[Items from an interface collection]
^^^^^^^^^^^^^^^^

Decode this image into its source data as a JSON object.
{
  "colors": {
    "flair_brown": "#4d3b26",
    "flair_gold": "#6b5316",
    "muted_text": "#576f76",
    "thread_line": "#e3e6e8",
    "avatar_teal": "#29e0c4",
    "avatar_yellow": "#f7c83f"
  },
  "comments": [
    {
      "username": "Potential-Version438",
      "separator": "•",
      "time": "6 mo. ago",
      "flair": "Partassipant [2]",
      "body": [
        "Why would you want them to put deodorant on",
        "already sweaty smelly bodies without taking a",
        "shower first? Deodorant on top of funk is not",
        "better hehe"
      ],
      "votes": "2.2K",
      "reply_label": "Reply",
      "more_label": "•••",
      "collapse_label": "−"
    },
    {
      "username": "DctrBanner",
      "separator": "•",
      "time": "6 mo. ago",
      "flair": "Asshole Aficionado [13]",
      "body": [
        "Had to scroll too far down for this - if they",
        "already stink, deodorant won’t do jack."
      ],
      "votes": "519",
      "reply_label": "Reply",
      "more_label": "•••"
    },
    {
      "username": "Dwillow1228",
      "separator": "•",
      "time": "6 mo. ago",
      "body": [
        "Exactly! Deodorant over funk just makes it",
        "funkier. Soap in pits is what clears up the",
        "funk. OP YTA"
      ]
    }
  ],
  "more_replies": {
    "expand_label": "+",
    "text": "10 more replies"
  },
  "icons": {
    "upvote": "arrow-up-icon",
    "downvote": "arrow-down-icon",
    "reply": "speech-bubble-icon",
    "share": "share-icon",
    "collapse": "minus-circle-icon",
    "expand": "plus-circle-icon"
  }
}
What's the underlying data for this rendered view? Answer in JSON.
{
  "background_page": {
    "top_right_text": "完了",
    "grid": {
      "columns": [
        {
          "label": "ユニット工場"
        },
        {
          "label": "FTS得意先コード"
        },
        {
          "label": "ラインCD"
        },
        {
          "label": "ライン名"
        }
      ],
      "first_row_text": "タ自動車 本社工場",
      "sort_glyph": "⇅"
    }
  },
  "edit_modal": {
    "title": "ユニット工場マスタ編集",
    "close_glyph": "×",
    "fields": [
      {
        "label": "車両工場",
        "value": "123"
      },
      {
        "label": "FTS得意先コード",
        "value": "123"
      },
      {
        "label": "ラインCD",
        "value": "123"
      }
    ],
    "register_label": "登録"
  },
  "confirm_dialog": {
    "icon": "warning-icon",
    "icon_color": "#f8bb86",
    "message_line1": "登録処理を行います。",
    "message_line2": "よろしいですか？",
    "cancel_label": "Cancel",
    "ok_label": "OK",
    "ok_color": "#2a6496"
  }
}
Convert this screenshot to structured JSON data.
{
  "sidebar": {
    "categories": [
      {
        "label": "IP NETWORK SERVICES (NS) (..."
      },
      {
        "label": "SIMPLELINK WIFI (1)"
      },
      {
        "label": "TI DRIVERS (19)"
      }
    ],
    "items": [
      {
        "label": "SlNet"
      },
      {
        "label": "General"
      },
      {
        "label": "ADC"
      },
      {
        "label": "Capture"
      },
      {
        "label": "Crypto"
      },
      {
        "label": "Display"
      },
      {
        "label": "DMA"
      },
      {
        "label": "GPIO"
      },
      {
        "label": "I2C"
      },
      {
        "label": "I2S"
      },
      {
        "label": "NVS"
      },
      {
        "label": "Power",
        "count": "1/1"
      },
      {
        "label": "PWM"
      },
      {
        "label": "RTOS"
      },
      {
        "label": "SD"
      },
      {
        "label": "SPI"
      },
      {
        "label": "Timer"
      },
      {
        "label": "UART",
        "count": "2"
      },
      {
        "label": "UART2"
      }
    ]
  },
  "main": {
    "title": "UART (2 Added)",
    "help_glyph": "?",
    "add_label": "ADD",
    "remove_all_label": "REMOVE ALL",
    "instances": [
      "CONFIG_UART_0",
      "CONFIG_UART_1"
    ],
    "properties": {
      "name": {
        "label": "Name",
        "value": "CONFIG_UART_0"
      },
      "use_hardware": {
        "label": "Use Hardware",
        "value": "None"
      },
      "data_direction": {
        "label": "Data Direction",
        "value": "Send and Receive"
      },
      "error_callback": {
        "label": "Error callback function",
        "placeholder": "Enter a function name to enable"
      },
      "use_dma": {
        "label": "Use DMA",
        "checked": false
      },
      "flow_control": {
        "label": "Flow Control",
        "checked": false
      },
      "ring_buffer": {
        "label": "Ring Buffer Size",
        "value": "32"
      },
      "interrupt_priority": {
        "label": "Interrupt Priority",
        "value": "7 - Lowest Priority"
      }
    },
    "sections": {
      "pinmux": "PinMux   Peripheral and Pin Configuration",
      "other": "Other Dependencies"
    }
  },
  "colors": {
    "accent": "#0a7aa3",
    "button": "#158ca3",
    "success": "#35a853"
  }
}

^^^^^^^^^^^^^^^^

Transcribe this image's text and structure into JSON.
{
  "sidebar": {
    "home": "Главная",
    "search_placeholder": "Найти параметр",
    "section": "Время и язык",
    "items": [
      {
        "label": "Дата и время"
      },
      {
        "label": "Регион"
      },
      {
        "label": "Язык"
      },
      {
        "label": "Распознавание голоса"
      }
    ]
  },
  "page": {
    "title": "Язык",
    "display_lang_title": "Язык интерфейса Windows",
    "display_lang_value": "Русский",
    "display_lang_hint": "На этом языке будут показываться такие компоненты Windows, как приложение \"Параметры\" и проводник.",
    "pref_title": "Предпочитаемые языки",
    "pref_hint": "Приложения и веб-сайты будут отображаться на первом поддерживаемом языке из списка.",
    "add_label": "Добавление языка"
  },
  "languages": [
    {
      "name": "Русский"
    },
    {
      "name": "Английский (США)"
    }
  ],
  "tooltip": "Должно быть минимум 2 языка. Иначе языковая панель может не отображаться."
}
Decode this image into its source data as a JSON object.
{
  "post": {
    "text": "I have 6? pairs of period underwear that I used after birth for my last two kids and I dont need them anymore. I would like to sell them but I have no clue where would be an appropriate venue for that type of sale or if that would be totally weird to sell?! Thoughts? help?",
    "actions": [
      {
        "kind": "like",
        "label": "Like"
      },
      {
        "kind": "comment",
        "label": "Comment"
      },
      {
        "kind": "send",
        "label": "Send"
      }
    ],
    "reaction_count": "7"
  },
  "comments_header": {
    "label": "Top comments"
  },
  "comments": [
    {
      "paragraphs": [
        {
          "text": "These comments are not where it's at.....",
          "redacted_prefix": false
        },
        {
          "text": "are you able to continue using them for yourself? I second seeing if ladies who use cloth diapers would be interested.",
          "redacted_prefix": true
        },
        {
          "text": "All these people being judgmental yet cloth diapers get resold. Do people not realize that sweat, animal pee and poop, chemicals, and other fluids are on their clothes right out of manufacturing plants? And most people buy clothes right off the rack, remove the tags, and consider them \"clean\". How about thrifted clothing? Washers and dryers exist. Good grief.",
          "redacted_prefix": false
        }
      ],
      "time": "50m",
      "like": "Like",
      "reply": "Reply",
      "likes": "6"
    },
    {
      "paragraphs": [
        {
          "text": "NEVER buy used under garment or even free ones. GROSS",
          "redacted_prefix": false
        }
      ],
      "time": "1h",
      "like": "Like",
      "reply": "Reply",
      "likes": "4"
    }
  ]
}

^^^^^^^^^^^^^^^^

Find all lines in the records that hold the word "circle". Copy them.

    "collapse": "minus-circle-icon",
    "expand": "plus-circle-icon"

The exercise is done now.